Forget all the talk from Seven West Media about how it is transforming itself. Focus instead on details buried in its profit report and annual accounts released on Tuesday.
When you do, you’ll realise the country’s number two free-to-air TV group is a zombie business sliding to irrelevance as the legacy media sector faces another year of weak revenues and fickle viewers.
The accounts reveal that for all intents and purposes it isn’t controlled by its 40% owner Kerry Stokes’ Seven Group Holdings, or other shareholders, but by its banks led by ANZ.
The banks have given it 16 months (until the end of 2021) of easier financial restrictions on the debt to allow it to repair its broken finances and also time for some improvement in the weak TV ad revenue market.
In return the banks have ensured they don’t lose out. They’re charging Seven West a whacking great interest margin of 4.5% on top of the 2% interest rate it already pays (according to its 2020 annual report).
That means the new rate will be at least 6.5%, making it a worse credit risk than most Australian home owners with a mortgage (about 2% to 3.5%).
That’s despite Stokes being a billionaire and the dominant shareholder of the wealthy and very profitable Seven Group Holdings, which holds the 40% stake in Seven West Media.
Gross debt rose by more than 20%
The accounts reveal that Seven West Media took advantage of the banks’ generosity and boosted its borrowings in 2019-20, a gross debt rise of more than 20% — $749 million — in the year to June 27 (which is more than the $716 million two years earlier) and up from $653.8 million at the end of June 2019.
Despite that $95 million rise, Seven said it had cut its net debt to $398 million at the end of June, but only because it held a massive $352 million in cash on its balance sheet the same day, thereby diverting attention from the surge in gross debt.
The reduction didn’t last as a presentation to investors revealed that net debt had risen to $481 million (a jump of 20% in a month) by the end of July because of the need to make working capital payments.
An absurd cash position
The absurdity of that cash position is shown by the fact that it was more than twice the company’s sharemarket value and a quarter of the year’s total revenue — impossible, temporary and a representation of the financial position of the company on June 27 alone and no other day.
The annual report and the separate presentation to investors reveal the deals negotiated about its new “debt facilities ensuring liquidity, flexibility & certainty”.
These include deferring a $450 million payment to July 2022 (a balloon payment). There are new relaxed debt covenants (restrictions) “minimum liquidity and earnings before interest, tax, depreciation and amortisation or EBITDA until the next of 2021″.
From January to July 2022, the old tougher covenants will apply.
If they applied today Seven would not be able to meet them and would be under immense financial pressure, and needing a quick capital injection.

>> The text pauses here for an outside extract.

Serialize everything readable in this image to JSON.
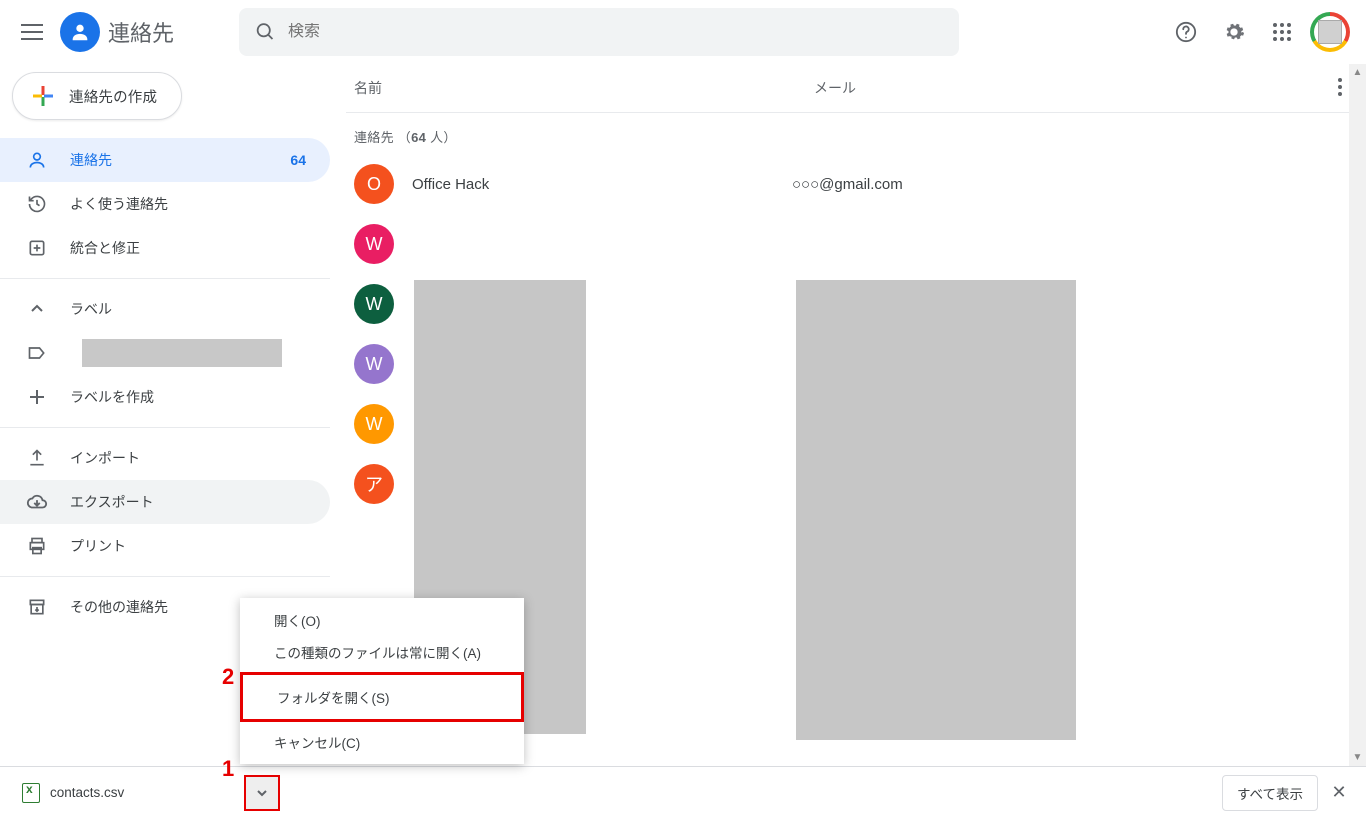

It has in fact been in that position for the past three years — no one but the banks have been willing to help.
Payment times three
The banks haven’t been generous though. Deferring the $450 million repayment and easier debt restrictions will mean Seven pays three times more for its money.
The 2019-20 accounts reveal (on page 105) that Seven’s debt cost it 2% in the year to June 27.
The new deal with the banks carries a margin of 4.5% and upfront fees and charges (the costs of putting the new deal together which look like they have to be paid and not capitalised and added to the debt). In the current weak business climate, the 6.5% plus cost is onerous.
Seven West’s true financial position is found at the bottom of the balance sheet on page 75 of the annual report issued on Tuesday, along with the results that show it had accumulated losses of more than $3.6 billion at the end of 2019-20, up from $3.49 billion a year ago.
Total equity has been restated to a negative $236 million at June 27, up from a negative $87 million a year ago. Both figures are a testimony of Stokes’ folly in thinking he could create a big media company to give him dominance in his home town of Perth (and nationally) and not keep it alive.
Even though it has renegotiated its debt deal with its banks, they control the company unless Stokes puts up more capital.
Investors were quick to spot that and other questions and the shares, which had jumped 29% in five days without a query from the ASX, quickly fell and ended the day at 13 cents, down 16%.
It is very hard to favourably spin a 14% drop in revenue and another year of write-downs, more losses, weak ratings, poor programs, one-off cost cuts (a 20% chop in staff numbers to their lowest level since 2003), and little confidence of a significant improvement in the coming year.
And finally, dividends remain an interesting historic relic at Seven West and will stay that way in 2020-21 which will be the fourth year in a row of no rewards for shareholders, including Stokes and Seven Group Holdings.
The last payout was in September 2017 of two cents a share. The shares that month were at 70 cents. They sank to an all-time low of six cents earlier this year.
The 13 cents close on Tuesday might be a more than doubling in the price in a few months but it’s as substantial a rise as the fate of the net debt figure was in Seven’s results on Tuesday — here today, gone tomorrow.